It is invisible to UV light and thermal imaging devices, can withstand extreme cold and hot temperatures and has high electrical resistance, is fire resistant and self-extinguishing. Dyneema products are costly.
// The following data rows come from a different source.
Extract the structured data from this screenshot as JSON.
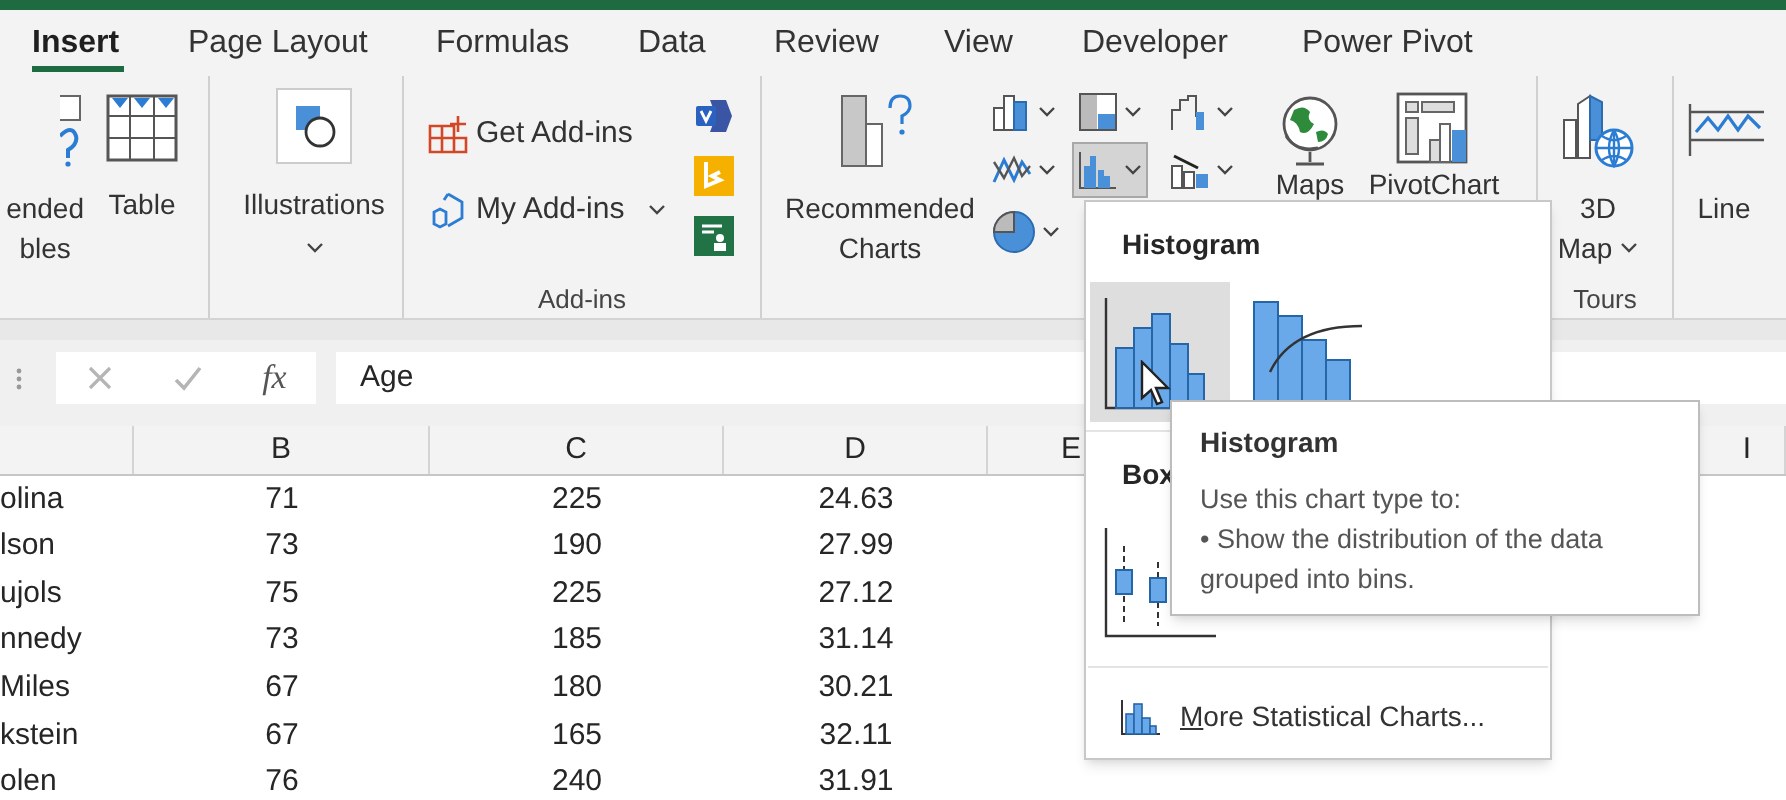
{
  "tabs": [
    {
      "label": "Insert",
      "selected": true
    },
    {
      "label": "Page Layout",
      "selected": false
    },
    {
      "label": "Formulas",
      "selected": false
    },
    {
      "label": "Data",
      "selected": false
    },
    {
      "label": "Review",
      "selected": false
    },
    {
      "label": "View",
      "selected": false
    },
    {
      "label": "Developer",
      "selected": false
    },
    {
      "label": "Power Pivot",
      "selected": false
    }
  ],
  "ribbon": {
    "tables": [
      {
        "kind": "pivot",
        "lines": [
          "ended",
          "bles"
        ]
      },
      {
        "kind": "table",
        "lines": [
          "Table"
        ]
      }
    ],
    "illustrations": {
      "label": "Illustrations"
    },
    "addins": {
      "items": [
        {
          "label": "Get Add-ins"
        },
        {
          "label": "My Add-ins"
        }
      ],
      "group_label": "Add-ins"
    },
    "charts": {
      "recommended": [
        "Recommended",
        "Charts"
      ],
      "chart_types": [
        {
          "kind": "column",
          "selected": false
        },
        {
          "kind": "hierarchy",
          "selected": false
        },
        {
          "kind": "waterfall",
          "selected": false
        },
        {
          "kind": "line",
          "selected": false
        },
        {
          "kind": "statistic",
          "selected": true
        },
        {
          "kind": "combo",
          "selected": false
        },
        {
          "kind": "pie",
          "selected": false
        }
      ],
      "maps": "Maps",
      "pivotchart": "PivotChart"
    },
    "tours": {
      "lines": [
        "3D",
        "Map"
      ],
      "group_label": "Tours"
    },
    "line": "Line"
  },
  "formula_bar": {
    "fx_label": "fx",
    "value": "Age"
  },
  "sheet": {
    "columns": [
      "",
      "B",
      "C",
      "D",
      "E",
      "I"
    ],
    "rows": [
      [
        "olina",
        "71",
        "225",
        "24.63"
      ],
      [
        "lson",
        "73",
        "190",
        "27.99"
      ],
      [
        "ujols",
        "75",
        "225",
        "27.12"
      ],
      [
        "nnedy",
        "73",
        "185",
        "31.14"
      ],
      [
        "Miles",
        "67",
        "180",
        "30.21"
      ],
      [
        "kstein",
        "67",
        "165",
        "32.11"
      ],
      [
        "olen",
        "76",
        "240",
        "31.91"
      ]
    ]
  },
  "dropdown": {
    "sections": [
      {
        "heading": "Histogram",
        "items": [
          {
            "kind": "histogram",
            "selected": true
          },
          {
            "kind": "pareto",
            "selected": false
          }
        ]
      },
      {
        "heading": "Box",
        "items": [
          {
            "kind": "box_whisker",
            "selected": false
          }
        ]
      }
    ],
    "more": "More Statistical Charts..."
  },
  "tooltip": {
    "title": "Histogram",
    "intro": "Use this chart type to:",
    "bullet": "• Show the distribution of the data grouped into bins."
  }
}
Dyneema has longer lifecycle than polyester nets but its cost is four times as more. Dyneema’s high cost hinders it from being used widely in the markets.

Sources:

The Economist, http://www.economist.com/news/technology-quarterly/21584437-high-tech-fabrics-advances-seemingly-mundane-textile-technologies-promise

How Dyneema Works,  http://science.howstuffworks.com/dyneema.htm

Dyneema, http://www.dsm.com/products/dyneema/en_GB/home.html

 Stakeholders:

Airline companies , police and military workers, Industry workers, forestry, mining, marine industries, policymakers

Implementation:

–  Lobbyist and policymakers should try to lower the cost of this material so that more people can have a grip to this technology.  Although it is used by some industries, most people who would buy other much cheaper but weaker brands thus accidents due to breakage of weak ropes and nets could still occur.

– Governments  in developing countries should work with private investors so that poor people in developing countries can avail of the products thereby solving more energy and safety problems that this technology can address. Dyneema should partner with stakeholder industries and try ways to lower the cost of their products.

–  Further research on this product’s design and increased competition should be addressed to lessen the cost of Dyneema products.